**Problem:** The answer must consist of each line below that holds the word "JSON", copied as it stands.

--- Entries supplied Enclosed Below ---

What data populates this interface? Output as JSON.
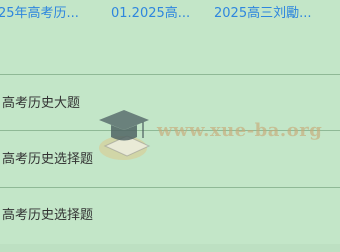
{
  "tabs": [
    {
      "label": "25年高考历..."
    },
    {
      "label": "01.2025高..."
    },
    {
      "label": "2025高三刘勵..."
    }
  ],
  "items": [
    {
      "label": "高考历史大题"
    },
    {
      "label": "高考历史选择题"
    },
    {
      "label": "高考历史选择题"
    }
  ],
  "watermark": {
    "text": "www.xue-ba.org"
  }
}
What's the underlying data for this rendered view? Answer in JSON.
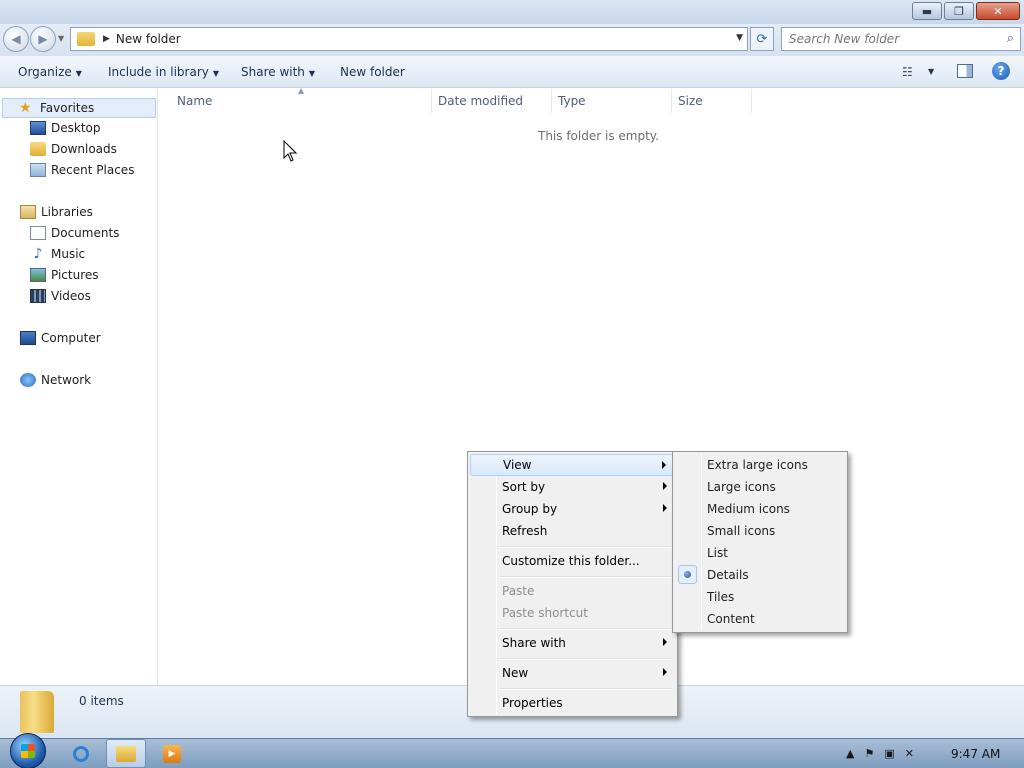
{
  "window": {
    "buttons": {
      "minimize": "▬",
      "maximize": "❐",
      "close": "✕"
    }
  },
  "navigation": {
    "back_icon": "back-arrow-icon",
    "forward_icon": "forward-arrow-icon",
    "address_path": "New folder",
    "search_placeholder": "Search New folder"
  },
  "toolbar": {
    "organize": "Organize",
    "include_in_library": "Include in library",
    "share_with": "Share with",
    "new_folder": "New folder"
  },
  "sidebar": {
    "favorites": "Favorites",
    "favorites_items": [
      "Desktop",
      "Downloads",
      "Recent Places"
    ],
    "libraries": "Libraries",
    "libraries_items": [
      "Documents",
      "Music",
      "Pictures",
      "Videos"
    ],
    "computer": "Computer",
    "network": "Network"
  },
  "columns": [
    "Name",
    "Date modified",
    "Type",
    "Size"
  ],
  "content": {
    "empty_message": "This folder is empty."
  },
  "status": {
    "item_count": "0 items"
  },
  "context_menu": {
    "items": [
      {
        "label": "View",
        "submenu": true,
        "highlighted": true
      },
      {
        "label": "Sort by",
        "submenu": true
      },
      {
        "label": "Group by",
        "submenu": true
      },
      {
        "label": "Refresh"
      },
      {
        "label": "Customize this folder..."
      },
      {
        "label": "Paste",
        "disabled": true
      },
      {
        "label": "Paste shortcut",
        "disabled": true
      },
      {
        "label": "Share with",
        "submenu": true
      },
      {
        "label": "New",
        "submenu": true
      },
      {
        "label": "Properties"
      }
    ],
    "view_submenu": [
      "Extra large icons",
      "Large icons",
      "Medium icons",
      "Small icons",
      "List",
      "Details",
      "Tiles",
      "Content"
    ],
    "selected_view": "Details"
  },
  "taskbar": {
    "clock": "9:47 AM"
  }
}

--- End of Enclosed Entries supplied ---
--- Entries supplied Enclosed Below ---

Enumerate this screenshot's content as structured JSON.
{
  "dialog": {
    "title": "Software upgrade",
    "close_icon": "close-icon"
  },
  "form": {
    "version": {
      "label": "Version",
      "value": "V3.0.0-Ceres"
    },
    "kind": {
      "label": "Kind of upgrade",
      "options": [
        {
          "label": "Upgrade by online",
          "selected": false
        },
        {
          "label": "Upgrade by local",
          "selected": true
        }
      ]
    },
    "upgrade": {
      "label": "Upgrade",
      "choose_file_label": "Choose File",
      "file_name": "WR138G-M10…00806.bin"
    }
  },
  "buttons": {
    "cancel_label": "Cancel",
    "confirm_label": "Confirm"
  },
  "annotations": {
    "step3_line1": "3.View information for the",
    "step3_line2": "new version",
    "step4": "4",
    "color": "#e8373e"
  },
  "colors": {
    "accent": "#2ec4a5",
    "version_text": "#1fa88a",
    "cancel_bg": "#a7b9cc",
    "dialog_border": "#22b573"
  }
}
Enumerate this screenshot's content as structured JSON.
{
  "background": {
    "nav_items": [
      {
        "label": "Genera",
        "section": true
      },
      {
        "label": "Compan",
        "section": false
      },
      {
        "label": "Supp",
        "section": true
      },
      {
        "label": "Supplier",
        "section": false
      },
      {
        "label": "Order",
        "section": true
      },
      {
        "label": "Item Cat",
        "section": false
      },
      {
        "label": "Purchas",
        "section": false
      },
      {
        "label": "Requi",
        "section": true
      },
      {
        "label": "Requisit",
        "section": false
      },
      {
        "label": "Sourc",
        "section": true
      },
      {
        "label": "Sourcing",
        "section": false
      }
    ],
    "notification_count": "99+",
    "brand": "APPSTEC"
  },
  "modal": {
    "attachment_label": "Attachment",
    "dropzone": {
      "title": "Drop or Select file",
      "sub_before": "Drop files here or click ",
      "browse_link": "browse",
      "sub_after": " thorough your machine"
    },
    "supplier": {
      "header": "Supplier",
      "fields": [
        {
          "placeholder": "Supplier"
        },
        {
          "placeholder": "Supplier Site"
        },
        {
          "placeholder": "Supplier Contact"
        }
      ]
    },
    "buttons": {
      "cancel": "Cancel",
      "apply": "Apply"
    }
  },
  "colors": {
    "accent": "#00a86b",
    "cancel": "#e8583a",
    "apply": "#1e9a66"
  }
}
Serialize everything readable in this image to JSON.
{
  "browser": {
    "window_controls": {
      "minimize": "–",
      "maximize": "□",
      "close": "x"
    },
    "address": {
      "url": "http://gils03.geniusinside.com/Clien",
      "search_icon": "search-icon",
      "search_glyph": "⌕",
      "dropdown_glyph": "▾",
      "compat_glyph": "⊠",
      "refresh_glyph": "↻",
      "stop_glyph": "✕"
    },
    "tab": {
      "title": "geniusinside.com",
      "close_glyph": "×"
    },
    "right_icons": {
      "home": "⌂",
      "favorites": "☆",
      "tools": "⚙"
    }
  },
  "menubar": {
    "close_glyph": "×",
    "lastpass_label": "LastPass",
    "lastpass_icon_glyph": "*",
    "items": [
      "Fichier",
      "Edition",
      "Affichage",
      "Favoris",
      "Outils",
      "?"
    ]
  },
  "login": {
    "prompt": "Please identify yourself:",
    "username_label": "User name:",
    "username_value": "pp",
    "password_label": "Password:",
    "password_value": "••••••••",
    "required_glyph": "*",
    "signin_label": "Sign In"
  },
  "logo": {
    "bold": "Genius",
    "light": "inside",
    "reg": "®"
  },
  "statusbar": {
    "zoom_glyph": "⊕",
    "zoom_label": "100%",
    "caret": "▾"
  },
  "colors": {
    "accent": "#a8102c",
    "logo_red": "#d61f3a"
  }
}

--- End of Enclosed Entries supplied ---

**Problem solution:**
What data populates this interface? Output as JSON.
What's the underlying data for this rendered view? Answer in JSON.
Enumerate this screenshot's content as structured JSON.
Enumerate this screenshot's content as structured JSON.
Serialize everything readable in this image to JSON.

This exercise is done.